Advanced glycation end products (AGEs) are a result of nonenzymatic glycation of proteins and lipids, which can attach to either their cell surface receptor (RAGE) or its soluble form (sRAGE). Evidence exists for the implication of AGE-RAGE axis in sepsis
, but data are still insufficient and conflicting. We aimed to analyze the kinetics of plasma and skin AGEs and sRAGE during sepsis
, and their association with outcome in septic patients.
We performed a prospective observational study. We enrolled 90 consecutive patients with severe sepsis
or septic shock, within the first 24 h of Intensive Care Unit admission. During the first 5 days of sepsis
, we measured plasma autofluorescence (PAF) and skin autofluorescence (SAF) as surrogates of circulating and skin AGEs, respectively. sRAGE was measured on days 1, 3, and 5. Delta values were defined as the difference between the PAF, SAF, or sRAGE on a specific day and the value on day 1.
28-day mortality was 18%. Bivariate analysis found that ΔPAF3-1,
, and ΔSAF5-1
were significantly associated with 28-day mortality. Additionally, sRAGE1
was inversely correlated to ΔPAF4-1
= −0.250, P
= 0.019) and ΔPAF5-1
= −0.246, P
= 0.024), and significantly associated with 28-day mortality. In an adjusted multivariate logistic regression analysis, ΔPAF2-1

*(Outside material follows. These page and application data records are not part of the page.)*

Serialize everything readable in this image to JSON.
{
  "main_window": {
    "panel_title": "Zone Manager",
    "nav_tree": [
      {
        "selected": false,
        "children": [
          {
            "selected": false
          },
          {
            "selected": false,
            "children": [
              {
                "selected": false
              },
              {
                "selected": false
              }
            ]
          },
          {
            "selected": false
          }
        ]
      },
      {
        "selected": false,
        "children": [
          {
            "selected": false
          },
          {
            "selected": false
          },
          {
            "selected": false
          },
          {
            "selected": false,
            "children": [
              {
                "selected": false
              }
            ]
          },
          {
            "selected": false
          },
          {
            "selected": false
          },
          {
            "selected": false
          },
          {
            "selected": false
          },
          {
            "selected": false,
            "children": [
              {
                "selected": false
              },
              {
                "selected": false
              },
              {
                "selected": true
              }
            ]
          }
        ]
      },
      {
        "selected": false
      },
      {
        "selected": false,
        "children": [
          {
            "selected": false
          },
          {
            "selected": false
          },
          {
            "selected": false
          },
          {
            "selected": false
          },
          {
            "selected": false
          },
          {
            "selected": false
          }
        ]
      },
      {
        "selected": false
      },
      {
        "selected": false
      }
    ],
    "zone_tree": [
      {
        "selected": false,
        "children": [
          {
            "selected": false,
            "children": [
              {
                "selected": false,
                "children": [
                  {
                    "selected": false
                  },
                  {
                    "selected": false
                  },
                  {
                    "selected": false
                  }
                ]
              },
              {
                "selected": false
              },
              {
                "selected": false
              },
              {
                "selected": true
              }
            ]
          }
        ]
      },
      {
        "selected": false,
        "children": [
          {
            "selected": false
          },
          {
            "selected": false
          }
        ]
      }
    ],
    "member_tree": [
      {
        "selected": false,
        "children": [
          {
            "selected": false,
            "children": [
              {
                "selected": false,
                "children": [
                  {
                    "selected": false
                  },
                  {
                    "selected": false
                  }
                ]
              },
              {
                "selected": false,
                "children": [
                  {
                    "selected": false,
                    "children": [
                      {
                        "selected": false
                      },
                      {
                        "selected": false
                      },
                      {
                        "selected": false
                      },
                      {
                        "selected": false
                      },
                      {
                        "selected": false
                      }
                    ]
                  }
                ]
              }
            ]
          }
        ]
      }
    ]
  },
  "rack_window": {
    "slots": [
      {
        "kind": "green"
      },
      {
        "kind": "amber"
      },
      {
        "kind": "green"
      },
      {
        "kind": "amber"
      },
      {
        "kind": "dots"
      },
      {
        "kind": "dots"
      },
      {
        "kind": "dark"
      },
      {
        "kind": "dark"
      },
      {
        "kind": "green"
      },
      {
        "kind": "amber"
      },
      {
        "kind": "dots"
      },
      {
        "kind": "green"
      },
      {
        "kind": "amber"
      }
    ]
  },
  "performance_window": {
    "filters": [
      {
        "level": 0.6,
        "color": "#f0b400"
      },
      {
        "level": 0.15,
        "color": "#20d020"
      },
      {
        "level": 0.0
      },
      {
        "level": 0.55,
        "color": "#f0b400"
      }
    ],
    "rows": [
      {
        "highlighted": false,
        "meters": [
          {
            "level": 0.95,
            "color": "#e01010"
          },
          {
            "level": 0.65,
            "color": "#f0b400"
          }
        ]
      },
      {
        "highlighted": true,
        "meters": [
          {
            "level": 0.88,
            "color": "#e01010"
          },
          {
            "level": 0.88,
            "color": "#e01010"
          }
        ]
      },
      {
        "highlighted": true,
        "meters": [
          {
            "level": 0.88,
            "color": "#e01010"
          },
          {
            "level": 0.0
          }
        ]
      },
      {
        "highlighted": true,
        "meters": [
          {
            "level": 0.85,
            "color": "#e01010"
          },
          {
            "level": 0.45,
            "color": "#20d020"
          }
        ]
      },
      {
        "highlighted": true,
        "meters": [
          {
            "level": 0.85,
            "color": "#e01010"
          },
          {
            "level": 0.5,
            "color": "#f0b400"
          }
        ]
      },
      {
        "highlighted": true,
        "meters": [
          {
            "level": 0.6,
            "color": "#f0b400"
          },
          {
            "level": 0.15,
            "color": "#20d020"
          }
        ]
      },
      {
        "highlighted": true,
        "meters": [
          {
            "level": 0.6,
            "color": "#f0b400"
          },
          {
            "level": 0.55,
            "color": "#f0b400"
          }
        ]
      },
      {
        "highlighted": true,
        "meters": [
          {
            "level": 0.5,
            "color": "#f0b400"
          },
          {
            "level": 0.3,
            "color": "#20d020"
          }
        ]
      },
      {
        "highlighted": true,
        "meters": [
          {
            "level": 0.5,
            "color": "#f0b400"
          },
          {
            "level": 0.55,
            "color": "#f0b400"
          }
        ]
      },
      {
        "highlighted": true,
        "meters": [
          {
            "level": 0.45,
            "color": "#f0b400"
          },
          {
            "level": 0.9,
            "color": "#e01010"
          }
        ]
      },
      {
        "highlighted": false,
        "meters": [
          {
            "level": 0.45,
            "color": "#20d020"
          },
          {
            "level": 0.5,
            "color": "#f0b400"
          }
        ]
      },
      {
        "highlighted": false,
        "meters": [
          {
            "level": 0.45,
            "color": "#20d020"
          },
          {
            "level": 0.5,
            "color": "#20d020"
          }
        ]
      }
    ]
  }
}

, and ΔSAF5-1
were associated with 28-day mortality.
Kinetics of plasma and skin AGEs during the first days of sepsis
are independently associated with mortality, where a decrease of plasma and skin AGEs are related to higher mortality.